## Required work
Please say how many lines in the records below contain the word "count", giving the number alone.

(Dataset excerpts)
◆ ◆ ◆ ◆ ◆ ◆ ◆
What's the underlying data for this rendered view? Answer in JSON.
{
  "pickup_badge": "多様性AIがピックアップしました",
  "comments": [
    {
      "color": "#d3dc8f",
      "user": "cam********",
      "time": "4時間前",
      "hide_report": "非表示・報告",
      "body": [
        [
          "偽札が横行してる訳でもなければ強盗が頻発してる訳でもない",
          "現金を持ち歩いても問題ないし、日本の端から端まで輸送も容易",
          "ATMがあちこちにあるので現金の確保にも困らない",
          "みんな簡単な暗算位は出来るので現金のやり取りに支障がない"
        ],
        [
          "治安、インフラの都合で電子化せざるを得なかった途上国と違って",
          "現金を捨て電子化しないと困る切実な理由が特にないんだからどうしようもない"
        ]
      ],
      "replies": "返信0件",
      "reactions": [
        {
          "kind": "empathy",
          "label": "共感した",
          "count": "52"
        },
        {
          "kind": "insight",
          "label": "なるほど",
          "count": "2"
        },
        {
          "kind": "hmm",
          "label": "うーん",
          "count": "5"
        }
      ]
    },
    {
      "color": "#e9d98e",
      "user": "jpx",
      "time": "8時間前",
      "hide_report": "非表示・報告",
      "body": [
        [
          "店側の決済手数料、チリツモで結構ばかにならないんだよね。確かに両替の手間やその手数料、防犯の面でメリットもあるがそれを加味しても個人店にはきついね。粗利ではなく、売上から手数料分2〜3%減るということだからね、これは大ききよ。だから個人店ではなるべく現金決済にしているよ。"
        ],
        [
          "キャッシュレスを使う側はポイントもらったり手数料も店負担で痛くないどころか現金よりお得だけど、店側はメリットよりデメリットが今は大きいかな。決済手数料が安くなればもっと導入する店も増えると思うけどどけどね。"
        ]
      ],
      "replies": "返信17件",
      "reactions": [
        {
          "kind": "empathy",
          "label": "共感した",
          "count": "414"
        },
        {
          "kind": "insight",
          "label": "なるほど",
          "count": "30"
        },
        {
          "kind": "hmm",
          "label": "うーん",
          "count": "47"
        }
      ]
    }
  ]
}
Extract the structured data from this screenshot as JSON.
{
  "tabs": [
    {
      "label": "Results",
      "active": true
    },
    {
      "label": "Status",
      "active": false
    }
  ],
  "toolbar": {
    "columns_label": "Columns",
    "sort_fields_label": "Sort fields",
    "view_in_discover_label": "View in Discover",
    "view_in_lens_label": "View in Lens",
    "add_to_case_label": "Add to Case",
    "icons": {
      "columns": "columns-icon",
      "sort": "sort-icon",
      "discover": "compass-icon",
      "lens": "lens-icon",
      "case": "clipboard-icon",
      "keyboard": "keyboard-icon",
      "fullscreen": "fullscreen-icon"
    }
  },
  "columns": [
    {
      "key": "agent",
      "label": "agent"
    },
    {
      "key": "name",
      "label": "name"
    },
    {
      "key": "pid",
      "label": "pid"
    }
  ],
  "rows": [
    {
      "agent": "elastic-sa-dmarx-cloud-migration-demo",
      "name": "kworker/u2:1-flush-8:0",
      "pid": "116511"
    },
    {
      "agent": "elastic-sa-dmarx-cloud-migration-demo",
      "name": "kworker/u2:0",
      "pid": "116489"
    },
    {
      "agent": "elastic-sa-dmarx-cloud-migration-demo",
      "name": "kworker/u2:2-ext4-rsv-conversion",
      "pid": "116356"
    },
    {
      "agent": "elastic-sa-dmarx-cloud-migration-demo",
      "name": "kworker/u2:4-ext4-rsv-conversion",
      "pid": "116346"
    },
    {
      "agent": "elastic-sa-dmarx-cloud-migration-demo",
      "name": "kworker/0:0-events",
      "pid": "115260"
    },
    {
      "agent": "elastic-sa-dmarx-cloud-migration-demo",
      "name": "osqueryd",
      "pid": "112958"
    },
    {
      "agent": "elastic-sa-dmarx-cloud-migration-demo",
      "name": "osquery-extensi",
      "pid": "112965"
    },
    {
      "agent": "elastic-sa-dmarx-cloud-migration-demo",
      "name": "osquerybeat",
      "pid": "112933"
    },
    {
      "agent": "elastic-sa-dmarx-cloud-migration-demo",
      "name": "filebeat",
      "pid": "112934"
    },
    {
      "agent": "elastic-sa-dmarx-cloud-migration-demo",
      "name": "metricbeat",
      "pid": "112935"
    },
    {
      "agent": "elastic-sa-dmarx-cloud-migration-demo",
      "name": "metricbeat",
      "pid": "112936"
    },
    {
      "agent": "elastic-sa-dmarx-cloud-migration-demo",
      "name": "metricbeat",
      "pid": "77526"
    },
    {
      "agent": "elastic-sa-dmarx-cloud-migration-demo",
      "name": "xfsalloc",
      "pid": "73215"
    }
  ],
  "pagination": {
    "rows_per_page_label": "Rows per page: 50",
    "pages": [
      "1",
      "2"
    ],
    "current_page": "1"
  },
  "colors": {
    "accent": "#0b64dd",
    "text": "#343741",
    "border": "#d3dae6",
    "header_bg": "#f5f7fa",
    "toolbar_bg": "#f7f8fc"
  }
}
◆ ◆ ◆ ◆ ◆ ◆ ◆
## Answer below
6